We've covered a tremendous amount of ground in this chapter!
We discussed the two primary FCL GUI namespaces—System.Windows.Forms and System.Drawing.
We've looked specifically at the following building blocks of GUIs:
A top-level container: the Form class
Other GUI classes: Label, Button, ListBox, TextBox
How to define the state of the GUI objects by setting property values
How to position GUI objects inside a Form
How to display model message dialog boxes using the MessageBox class
We covered the .NET event handling model; in particular, about how delegates are used to associate event handling methods with an event source.
We talked about the development of a concept of operations, or "storyboard," as a means for getting sponsor/client/user buy-in before any code has been written, to ensure that the proposed look and flow of a GUI meets the use case requirements for the system.
We've discussed state retrieval methods as a data sharing technique.

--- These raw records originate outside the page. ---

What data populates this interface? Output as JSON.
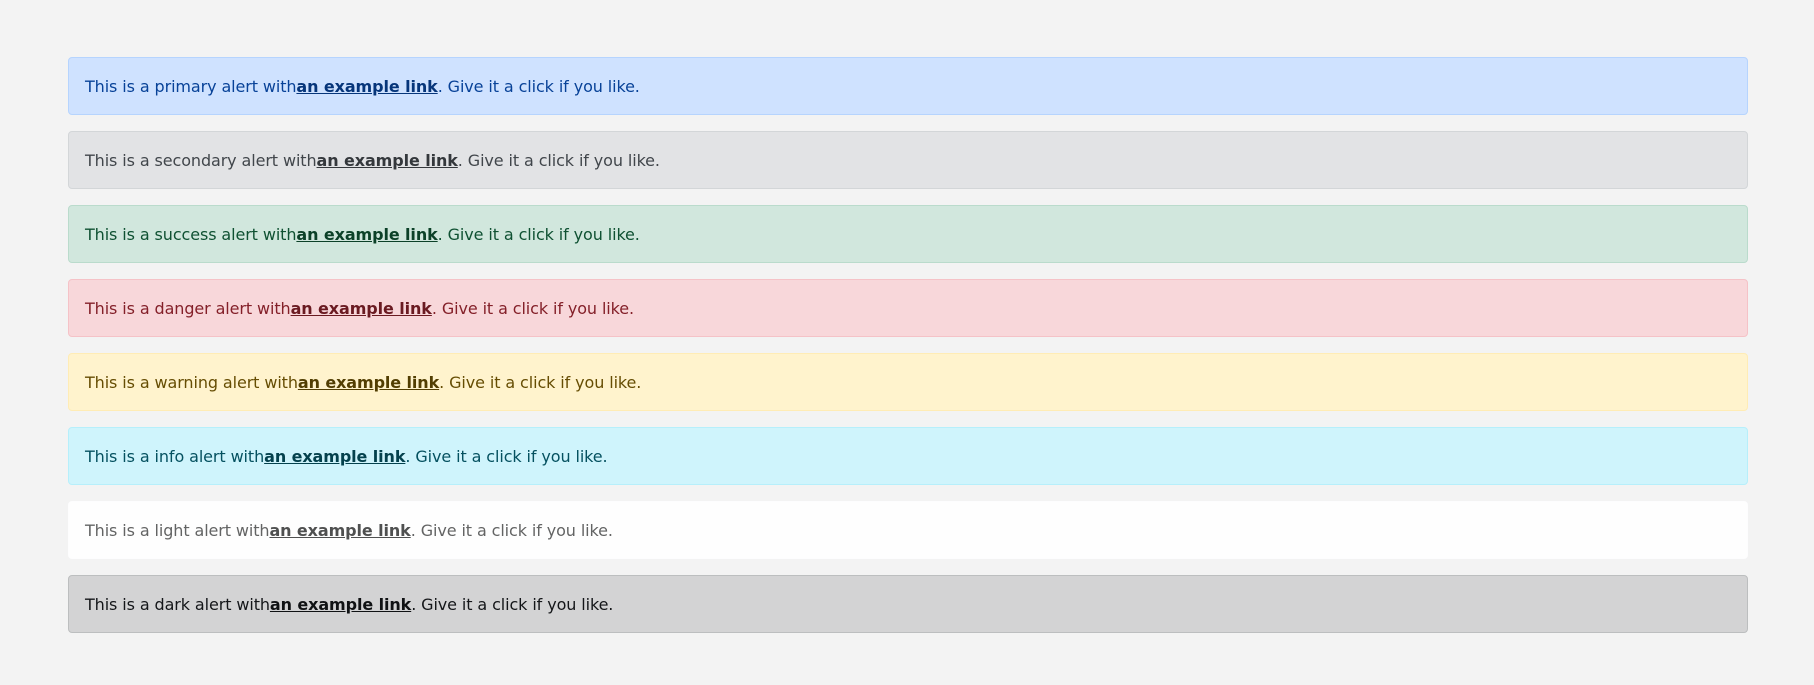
{
  "alerts": [
    {
      "id": "primary",
      "prefix": "This is a primary alert with ",
      "link": "an example link",
      "suffix": ". Give it a click if you like.",
      "bg": "#cfe2ff",
      "border": "#b6d4fe",
      "color": "#084298",
      "link_color": "#06357a"
    },
    {
      "id": "secondary",
      "prefix": "This is a secondary alert with ",
      "link": "an example link",
      "suffix": ". Give it a click if you like.",
      "bg": "#e2e3e5",
      "border": "#d3d6d8",
      "color": "#41464b",
      "link_color": "#34383c"
    },
    {
      "id": "success",
      "prefix": "This is a success alert with ",
      "link": "an example link",
      "suffix": ". Give it a click if you like.",
      "bg": "#d1e7dd",
      "border": "#badbcc",
      "color": "#0f5132",
      "link_color": "#0c4128"
    },
    {
      "id": "danger",
      "prefix": "This is a danger alert with ",
      "link": "an example link",
      "suffix": ". Give it a click if you like.",
      "bg": "#f8d7da",
      "border": "#f5c2c7",
      "color": "#842029",
      "link_color": "#6a1a21"
    },
    {
      "id": "warning",
      "prefix": "This is a warning alert with ",
      "link": "an example link",
      "suffix": ". Give it a click if you like.",
      "bg": "#fff3cd",
      "border": "#ffecb5",
      "color": "#664d03",
      "link_color": "#523e02"
    },
    {
      "id": "info",
      "prefix": "This is a info alert with ",
      "link": "an example link",
      "suffix": ". Give it a click if you like.",
      "bg": "#cff4fc",
      "border": "#b6effb",
      "color": "#055160",
      "link_color": "#04414d"
    },
    {
      "id": "light",
      "prefix": "This is a light alert with ",
      "link": "an example link",
      "suffix": ". Give it a click if you like.",
      "bg": "#fefefe",
      "border": "#fdfdfe",
      "color": "#636464",
      "link_color": "#4f5050"
    },
    {
      "id": "dark",
      "prefix": "This is a dark alert with ",
      "link": "an example link",
      "suffix": ". Give it a click if you like.",
      "bg": "#d3d3d4",
      "border": "#bcbebf",
      "color": "#141619",
      "link_color": "#101214"
    }
  ]
}
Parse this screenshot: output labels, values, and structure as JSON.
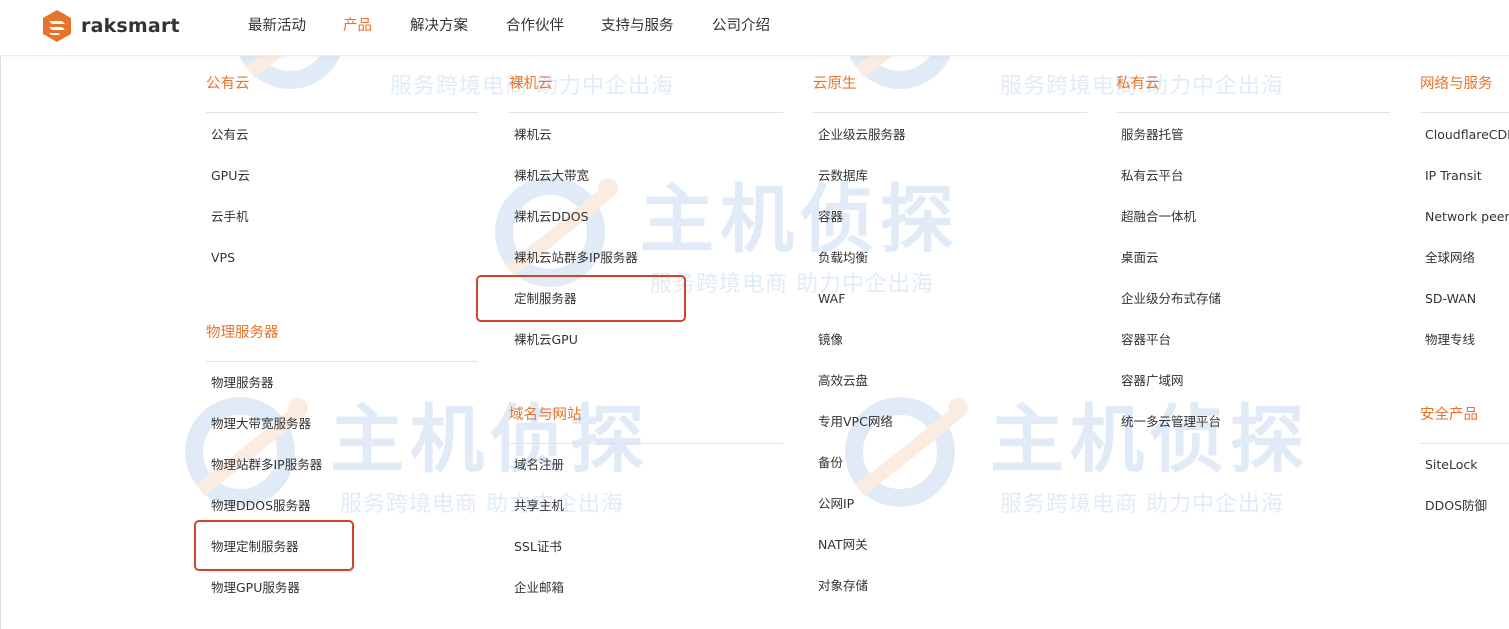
{
  "brand": {
    "name": "raksmart",
    "accent_color": "#e8742c",
    "highlight_color": "#d0432d"
  },
  "nav": {
    "items": [
      {
        "label": "最新活动",
        "active": false
      },
      {
        "label": "产品",
        "active": true
      },
      {
        "label": "解决方案",
        "active": false
      },
      {
        "label": "合作伙伴",
        "active": false
      },
      {
        "label": "支持与服务",
        "active": false
      },
      {
        "label": "公司介绍",
        "active": false
      }
    ]
  },
  "menu": {
    "public_cloud": {
      "title": "公有云",
      "items": [
        "公有云",
        "GPU云",
        "云手机",
        "VPS"
      ]
    },
    "physical_servers": {
      "title": "物理服务器",
      "items": [
        "物理服务器",
        "物理大带宽服务器",
        "物理站群多IP服务器",
        "物理DDOS服务器",
        "物理定制服务器",
        "物理GPU服务器"
      ]
    },
    "bare_metal": {
      "title": "裸机云",
      "items": [
        "裸机云",
        "裸机云大带宽",
        "裸机云DDOS",
        "裸机云站群多IP服务器",
        "定制服务器",
        "裸机云GPU"
      ]
    },
    "domains": {
      "title": "域名与网站",
      "items": [
        "域名注册",
        "共享主机",
        "SSL证书",
        "企业邮箱"
      ]
    },
    "cloud_native": {
      "title": "云原生",
      "items": [
        "企业级云服务器",
        "云数据库",
        "容器",
        "负载均衡",
        "WAF",
        "镜像",
        "高效云盘",
        "专用VPC网络",
        "备份",
        "公网IP",
        "NAT网关",
        "对象存储"
      ]
    },
    "private_cloud": {
      "title": "私有云",
      "items": [
        "服务器托管",
        "私有云平台",
        "超融合一体机",
        "桌面云",
        "企业级分布式存储",
        "容器平台",
        "容器广域网",
        "统一多云管理平台"
      ]
    },
    "network": {
      "title": "网络与服务",
      "items": [
        "CloudflareCDN",
        "IP Transit",
        "Network peering",
        "全球网络",
        "SD-WAN",
        "物理专线"
      ]
    },
    "security": {
      "title": "安全产品",
      "items": [
        "SiteLock",
        "DDOS防御"
      ]
    }
  },
  "watermark": {
    "title": "主机侦探",
    "subtitle": "服务跨境电商 助力中企出海"
  }
}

And, we saw the "pi郼e de r閟istance"—adding a GUI front-end to the SRS application! We've now come through the full life cycle of the SRS application, beginning with an expression of requirements via use cases in Chapter 9, to an object model in Chapters 10 and 11, a command line–driven program in Chapter 14, a program with file persistence in Chapter 15, and a GUI-driven application in Chapter 16.